Problem description: For every line in the records below that holds "group", make a copy.

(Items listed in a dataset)
━━━━━━━━━━━━━━━━

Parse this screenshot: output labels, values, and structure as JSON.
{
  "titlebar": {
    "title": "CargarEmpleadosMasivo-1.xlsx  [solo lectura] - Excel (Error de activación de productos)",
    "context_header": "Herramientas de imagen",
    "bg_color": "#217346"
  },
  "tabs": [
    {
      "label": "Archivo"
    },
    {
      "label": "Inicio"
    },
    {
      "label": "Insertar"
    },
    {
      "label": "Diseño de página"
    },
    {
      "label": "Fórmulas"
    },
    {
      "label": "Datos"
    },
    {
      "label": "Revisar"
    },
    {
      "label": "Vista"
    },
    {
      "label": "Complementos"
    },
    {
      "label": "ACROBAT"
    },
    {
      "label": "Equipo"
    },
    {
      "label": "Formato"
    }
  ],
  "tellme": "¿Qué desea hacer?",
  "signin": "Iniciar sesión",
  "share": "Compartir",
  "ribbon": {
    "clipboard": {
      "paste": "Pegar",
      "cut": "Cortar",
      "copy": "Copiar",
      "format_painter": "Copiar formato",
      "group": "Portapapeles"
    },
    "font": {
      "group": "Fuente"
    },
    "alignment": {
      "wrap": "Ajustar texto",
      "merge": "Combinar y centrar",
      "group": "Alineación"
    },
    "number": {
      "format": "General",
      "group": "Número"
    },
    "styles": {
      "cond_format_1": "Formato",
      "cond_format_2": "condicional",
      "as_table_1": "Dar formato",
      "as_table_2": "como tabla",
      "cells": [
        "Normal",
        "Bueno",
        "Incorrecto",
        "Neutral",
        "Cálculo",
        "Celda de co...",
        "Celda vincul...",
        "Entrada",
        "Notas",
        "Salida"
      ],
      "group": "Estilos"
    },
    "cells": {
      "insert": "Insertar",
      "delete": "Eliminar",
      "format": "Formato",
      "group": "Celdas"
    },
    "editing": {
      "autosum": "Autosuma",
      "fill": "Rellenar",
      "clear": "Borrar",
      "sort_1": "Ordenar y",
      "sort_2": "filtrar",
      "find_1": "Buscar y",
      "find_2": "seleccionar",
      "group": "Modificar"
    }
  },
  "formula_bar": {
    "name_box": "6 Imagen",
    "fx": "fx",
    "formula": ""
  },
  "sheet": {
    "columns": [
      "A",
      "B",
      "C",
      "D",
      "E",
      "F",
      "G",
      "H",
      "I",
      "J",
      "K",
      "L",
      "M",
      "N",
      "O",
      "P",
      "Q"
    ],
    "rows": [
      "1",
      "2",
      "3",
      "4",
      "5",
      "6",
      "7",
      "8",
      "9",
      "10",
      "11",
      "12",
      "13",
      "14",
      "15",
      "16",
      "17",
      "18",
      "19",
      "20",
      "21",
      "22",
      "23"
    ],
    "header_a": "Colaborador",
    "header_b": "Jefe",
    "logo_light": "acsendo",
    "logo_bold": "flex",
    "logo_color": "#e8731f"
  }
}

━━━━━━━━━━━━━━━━

Result:
      "group": "Portapapeles"
      "group": "Fuente"
      "group": "Alineación"
      "group": "Número"
      "group": "Estilos"
      "group": "Celdas"
      "group": "Modificar"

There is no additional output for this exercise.